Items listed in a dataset
- Opening Delimiter -

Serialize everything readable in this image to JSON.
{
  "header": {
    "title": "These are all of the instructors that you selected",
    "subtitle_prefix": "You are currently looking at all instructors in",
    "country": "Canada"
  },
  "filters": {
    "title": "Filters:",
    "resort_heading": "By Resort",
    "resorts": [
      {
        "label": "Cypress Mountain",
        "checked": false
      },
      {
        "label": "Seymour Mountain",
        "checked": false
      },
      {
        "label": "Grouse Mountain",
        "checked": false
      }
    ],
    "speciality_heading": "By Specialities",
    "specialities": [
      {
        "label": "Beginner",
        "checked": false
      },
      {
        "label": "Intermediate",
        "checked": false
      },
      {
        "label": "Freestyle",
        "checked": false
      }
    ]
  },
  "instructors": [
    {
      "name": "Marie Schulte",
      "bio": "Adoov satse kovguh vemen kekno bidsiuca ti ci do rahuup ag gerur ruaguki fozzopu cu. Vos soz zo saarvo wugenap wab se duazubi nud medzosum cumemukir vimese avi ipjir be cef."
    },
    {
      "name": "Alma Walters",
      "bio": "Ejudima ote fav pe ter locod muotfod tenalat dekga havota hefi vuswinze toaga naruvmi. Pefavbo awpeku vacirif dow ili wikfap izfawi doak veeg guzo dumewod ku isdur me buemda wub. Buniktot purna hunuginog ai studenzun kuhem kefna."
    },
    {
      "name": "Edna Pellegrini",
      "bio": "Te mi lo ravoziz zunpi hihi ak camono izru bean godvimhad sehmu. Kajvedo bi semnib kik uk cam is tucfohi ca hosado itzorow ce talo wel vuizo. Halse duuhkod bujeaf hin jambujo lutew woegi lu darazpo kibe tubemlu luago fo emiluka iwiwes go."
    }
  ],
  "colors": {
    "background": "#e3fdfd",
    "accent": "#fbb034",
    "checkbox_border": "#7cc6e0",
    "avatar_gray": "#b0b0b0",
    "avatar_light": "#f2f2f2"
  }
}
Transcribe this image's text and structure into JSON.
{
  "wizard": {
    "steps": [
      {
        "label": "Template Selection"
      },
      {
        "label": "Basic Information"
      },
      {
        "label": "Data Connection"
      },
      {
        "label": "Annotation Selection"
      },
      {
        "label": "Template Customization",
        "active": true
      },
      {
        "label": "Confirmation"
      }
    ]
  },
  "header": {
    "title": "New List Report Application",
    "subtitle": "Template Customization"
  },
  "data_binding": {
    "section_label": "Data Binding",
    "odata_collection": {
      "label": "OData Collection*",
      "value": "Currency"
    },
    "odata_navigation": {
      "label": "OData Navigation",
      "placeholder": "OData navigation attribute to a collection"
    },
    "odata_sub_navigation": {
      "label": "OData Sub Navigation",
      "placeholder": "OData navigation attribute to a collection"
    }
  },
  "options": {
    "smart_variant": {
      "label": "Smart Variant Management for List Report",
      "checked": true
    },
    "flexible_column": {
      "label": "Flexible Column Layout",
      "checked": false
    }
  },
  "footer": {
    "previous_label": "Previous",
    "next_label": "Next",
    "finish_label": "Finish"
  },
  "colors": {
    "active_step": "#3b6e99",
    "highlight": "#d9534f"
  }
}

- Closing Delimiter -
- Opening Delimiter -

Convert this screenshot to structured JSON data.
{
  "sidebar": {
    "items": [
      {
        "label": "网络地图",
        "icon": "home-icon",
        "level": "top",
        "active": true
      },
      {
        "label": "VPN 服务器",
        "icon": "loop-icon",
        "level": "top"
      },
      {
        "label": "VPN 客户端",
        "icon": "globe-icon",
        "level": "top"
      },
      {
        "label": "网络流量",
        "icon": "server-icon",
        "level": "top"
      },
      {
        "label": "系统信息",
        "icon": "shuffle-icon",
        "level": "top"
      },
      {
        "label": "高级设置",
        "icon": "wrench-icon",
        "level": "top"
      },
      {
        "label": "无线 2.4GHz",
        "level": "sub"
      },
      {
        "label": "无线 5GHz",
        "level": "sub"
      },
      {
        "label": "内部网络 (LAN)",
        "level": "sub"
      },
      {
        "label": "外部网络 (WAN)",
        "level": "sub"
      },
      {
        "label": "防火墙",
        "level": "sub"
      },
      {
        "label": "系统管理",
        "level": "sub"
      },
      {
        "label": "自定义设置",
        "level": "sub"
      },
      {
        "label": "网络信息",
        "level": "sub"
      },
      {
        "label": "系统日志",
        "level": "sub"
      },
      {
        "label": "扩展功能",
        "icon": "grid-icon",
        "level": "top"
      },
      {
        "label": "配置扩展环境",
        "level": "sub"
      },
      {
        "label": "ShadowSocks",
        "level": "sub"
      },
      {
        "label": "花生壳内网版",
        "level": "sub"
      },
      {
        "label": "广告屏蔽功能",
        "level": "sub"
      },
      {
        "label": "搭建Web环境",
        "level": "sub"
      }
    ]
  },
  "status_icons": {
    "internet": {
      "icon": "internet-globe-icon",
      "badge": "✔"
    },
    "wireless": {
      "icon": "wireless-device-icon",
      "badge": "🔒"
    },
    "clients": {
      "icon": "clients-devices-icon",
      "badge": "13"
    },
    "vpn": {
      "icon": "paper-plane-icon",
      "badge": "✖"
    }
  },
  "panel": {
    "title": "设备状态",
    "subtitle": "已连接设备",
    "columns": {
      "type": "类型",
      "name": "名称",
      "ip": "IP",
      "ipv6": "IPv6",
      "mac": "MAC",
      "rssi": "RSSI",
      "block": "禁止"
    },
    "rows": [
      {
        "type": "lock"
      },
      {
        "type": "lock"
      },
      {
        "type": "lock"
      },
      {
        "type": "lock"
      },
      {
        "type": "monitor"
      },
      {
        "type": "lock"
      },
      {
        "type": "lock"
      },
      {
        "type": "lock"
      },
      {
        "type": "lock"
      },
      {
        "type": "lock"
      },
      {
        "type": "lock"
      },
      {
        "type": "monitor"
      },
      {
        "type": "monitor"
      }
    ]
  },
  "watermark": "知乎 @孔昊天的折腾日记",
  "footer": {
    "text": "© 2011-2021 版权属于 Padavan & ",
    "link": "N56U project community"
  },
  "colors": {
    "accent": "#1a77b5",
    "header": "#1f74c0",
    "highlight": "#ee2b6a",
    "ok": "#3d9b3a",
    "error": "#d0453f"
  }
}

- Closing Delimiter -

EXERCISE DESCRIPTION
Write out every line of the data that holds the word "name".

RESULT OF THIS EXERCISE
      "name": "Marie Schulte",
      "name": "Alma Walters",
      "name": "Edna Pellegrini",
      "name": "名称",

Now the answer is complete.